Cerebral subcortical small vessel disease and its relation to cognition in elderly subjects: a pathological study in the Oxford Project to Investigate Memory and Ageing (OPTIMA) cohort.
Smallwood A., Oulhaj A., Joachim C., Christie S., Sloan C., Smith AD., Esiri M.
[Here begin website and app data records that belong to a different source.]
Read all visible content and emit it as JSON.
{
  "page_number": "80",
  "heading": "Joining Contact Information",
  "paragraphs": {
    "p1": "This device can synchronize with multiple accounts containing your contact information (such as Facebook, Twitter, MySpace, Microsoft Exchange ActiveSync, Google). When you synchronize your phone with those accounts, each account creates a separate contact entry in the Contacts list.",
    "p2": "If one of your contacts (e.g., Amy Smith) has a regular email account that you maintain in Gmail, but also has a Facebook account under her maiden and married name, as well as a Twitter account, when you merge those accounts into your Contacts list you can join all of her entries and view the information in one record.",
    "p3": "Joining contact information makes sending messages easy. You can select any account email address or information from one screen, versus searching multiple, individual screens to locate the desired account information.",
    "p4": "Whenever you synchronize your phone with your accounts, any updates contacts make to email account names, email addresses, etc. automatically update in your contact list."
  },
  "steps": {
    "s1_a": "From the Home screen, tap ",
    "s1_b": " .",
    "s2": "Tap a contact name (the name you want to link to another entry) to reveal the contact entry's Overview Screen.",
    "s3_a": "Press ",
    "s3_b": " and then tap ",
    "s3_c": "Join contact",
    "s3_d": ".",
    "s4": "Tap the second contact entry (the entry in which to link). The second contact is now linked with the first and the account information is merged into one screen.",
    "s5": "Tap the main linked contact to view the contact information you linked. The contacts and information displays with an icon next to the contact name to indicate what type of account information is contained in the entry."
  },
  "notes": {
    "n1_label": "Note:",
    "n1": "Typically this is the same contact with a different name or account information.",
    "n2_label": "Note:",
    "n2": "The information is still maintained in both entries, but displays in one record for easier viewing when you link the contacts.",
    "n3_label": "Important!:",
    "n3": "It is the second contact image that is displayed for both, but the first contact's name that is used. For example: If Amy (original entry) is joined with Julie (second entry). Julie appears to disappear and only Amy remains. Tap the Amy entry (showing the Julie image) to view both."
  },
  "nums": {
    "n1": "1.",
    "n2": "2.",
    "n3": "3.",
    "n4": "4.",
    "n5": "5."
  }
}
BACKGROUND: Subcortical small vessel disease (SVD) is known to contribute to vascular cognitive impairment and vascular dementia, but understanding about the extent of its influence is limited because there is a lack of consensus about how this pathology should be assessed. METHODS: In this study we have made use of a simple, novel, image-matching scoring system to assess the extent of SVD in a group of 70 cases from the prospectively assessed Oxford Project to Investigate Memory and Ageing (OPTIMA) cohort. These cases were found at autopsy to have cerebrovascular disease and no other pathology except Braak stage 4 or less tau pathology, and insufficient amyloid plaque pathology to meet Consortium to Establish a Registry for Alzheimer's Disease (CERAD) criteria for the diagnosis of Alzheimer's disease. Pathology scores for SVD were correlated with cognitive scores [Mini-Mental State Examination (MMSE) and cognitive section of the Cambridge Examination for Mental Disorders in the Elderly (CAMDEX) (CAMCOG)] at the last clinical assessment before death. RESULTS: The severity of SVD pathology was inversely related to cognitive score before death (P < 0.008 for MMSE and P < 0.024 for CAMCOG). Thirty-one per cent and 33% of cases were rated as demented by MMSE or CAMCOG respectively. The degree of dementia was generally mild. Age did not influence severity of SVD. CONCLUSIONS: An image-based scoring system for SVD in a group of 70 elderly subjects enabled the severity of SVD pathology to be assessed with results that showed a significant correlation between SVD pathology severity and cognitive impairment.